Due to Budget constraints, registered nurses in European countries are often confronted with difficult decisions: They have to decide which care activities they can offer to their patients and which to omit.
What usually gets cut is patient comfort or talk with patients or educating patients and relatives.
An analysis by the Institute of Nursing Sciences at the University of Basel shows that all European countries are affected and revealed a correlation between omitted nursing care and increased patient mortality.
The Institute of Nursing Sciences at the University of Basel has for the first time conducted a survey about the prevalence and nature of omitted nursing activities on general medical/surgical wards in acute care hospitals across Europe. Data analysis included responses of 33,659 nurses in 488 hospitals across twelve European countries: Belgium, England, Finland, Germany, Greece, Ireland, the Netherlands, Norway, Poland, Spain and Switzerland. These survey data were originally collected for the international RN4CAST study (Nurse forecasting in Europe), which was funded within the European Union's Seventh Framework Program.
Four out of thirteen care activities are left undone

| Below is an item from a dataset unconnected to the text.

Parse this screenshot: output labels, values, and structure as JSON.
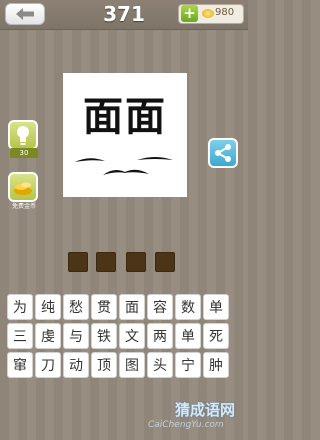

Across Europe 4 out of 13 nursing activities, just over 30 percent were omitted by health care professionals on average. However, high between-country and within-country variability was observed. The results show a similar pattern across Europe: Psycho-educational care (for example talking with patients or the education of patients and their relatives) were more often omitted than activities, such as the documenting and planning of care, patient monitoring, the turning of patients or administering medications on time.
"Although psychoeducational care activities have always been part of the core tasks of nursing our study demonstrates that they are often left undone due to limited resources and lack of time. Nurses give them lower priority, because they are time-consuming and the required time-effort is difficult to estimate," explains Dr. René Schwendimann, head of the Swiss research group.
Negative Influence on job satisfaction
Leaving nursing care undone is a taboo topic among healthcare professionals, since it potentially creates situations of moral and role conflict, which may erode job satisfaction and even increase job-related burnout. Thus, according to the authors, an open and honest discourse on this topic would be of great importance for health policy-makers and providers of health services to have.
Good management required
The study also showed that nursing care activities are omitted less often in hospitals with more favorable nurse work environments irrespective of national jurisdiction. The quality of the work environment is significantly influenced by aspects, such as the leadership skills of the nursing management, the teamwork between physicians and nurses and the amount nurses carry out non-nursing duties, such as cleaning.
"By optimizing the nurse work environment, the hospital management can help nurses avoid having to leave nursing care undone", says Schwendimann. However, current financial constraints on healthcare in many European countries could lead to greater prevalence of nursing care left undone. Regular surveys among the nurses could serve as a warning system to identify deficits early in the care process.
Citation: Ausserhofer, D., Zander, B., Busse, R., Schubert, M., De Geest, S., Rafferty, A., Ball, J., Scott, A., Kinnunen, J., Heinen, M., Strømseng, S., Moreno-Casbas, T., Kózka, N., Lindqvist, R., Diomidous, M., Bruyneel, L., Sermeus, W., Aiken, L., Schwendimann, R., on behalf of the RN4CAST consortium, 'Prevalence, patterns and predictors of nursing care left undone in European hospitals: Results from the multi-country cross-sectional RN4CAST study', BMJ Quality&Safety, Published Online 10 November 2013 | doi: 10.1136/bmjqs-2013-002318. Source: University of Basel